WHAT THE TASK REQUIRES:
Output, exactly and in full, the entries that appear below.

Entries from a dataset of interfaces
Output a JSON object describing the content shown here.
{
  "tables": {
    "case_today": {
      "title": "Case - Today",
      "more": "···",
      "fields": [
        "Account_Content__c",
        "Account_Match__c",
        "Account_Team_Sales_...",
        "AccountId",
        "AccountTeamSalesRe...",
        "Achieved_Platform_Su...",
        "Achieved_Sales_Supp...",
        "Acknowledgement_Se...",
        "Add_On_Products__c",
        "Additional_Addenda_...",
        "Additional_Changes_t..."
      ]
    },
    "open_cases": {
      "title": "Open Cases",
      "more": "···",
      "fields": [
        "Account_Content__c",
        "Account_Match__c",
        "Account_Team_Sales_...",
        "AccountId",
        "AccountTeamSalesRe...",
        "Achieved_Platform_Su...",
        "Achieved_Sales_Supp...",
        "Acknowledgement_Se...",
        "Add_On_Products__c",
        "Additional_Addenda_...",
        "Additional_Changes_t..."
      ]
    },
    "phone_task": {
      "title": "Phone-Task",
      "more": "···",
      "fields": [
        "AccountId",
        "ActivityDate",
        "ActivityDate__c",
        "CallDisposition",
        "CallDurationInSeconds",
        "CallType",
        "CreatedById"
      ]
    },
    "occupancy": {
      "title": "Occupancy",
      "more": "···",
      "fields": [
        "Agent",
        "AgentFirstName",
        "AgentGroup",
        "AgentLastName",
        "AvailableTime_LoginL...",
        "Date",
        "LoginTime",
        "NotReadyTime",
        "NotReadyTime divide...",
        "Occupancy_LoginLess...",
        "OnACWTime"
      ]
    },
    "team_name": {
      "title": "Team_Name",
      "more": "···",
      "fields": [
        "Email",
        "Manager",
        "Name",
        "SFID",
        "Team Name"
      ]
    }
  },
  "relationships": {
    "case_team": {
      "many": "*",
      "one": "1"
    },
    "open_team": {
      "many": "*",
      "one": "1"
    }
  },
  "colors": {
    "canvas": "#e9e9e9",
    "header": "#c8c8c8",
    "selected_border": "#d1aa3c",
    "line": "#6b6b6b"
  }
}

EXERCISE SOLUTION:
Output a JSON object describing the content shown here.
{
  "tables": {
    "case_today": {
      "title": "Case - Today",
      "more": "···",
      "fields": [
        "Account_Content__c",
        "Account_Match__c",
        "Account_Team_Sales_...",
        "AccountId",
        "AccountTeamSalesRe...",
        "Achieved_Platform_Su...",
        "Achieved_Sales_Supp...",
        "Acknowledgement_Se...",
        "Add_On_Products__c",
        "Additional_Addenda_...",
        "Additional_Changes_t..."
      ]
    },
    "open_cases": {
      "title": "Open Cases",
      "more": "···",
      "fields": [
        "Account_Content__c",
        "Account_Match__c",
        "Account_Team_Sales_...",
        "AccountId",
        "AccountTeamSalesRe...",
        "Achieved_Platform_Su...",
        "Achieved_Sales_Supp...",
        "Acknowledgement_Se...",
        "Add_On_Products__c",
        "Additional_Addenda_...",
        "Additional_Changes_t..."
      ]
    },
    "phone_task": {
      "title": "Phone-Task",
      "more": "···",
      "fields": [
        "AccountId",
        "ActivityDate",
        "ActivityDate__c",
        "CallDisposition",
        "CallDurationInSeconds",
        "CallType",
        "CreatedById"
      ]
    },
    "occupancy": {
      "title": "Occupancy",
      "more": "···",
      "fields": [
        "Agent",
        "AgentFirstName",
        "AgentGroup",
        "AgentLastName",
        "AvailableTime_LoginL...",
        "Date",
        "LoginTime",
        "NotReadyTime",
        "NotReadyTime divide...",
        "Occupancy_LoginLess...",
        "OnACWTime"
      ]
    },
    "team_name": {
      "title": "Team_Name",
      "more": "···",
      "fields": [
        "Email",
        "Manager",
        "Name",
        "SFID",
        "Team Name"
      ]
    }
  },
  "relationships": {
    "case_team": {
      "many": "*",
      "one": "1"
    },
    "open_team": {
      "many": "*",
      "one": "1"
    }
  },
  "colors": {
    "canvas": "#e9e9e9",
    "header": "#c8c8c8",
    "selected_border": "#d1aa3c",
    "line": "#6b6b6b"
  }
}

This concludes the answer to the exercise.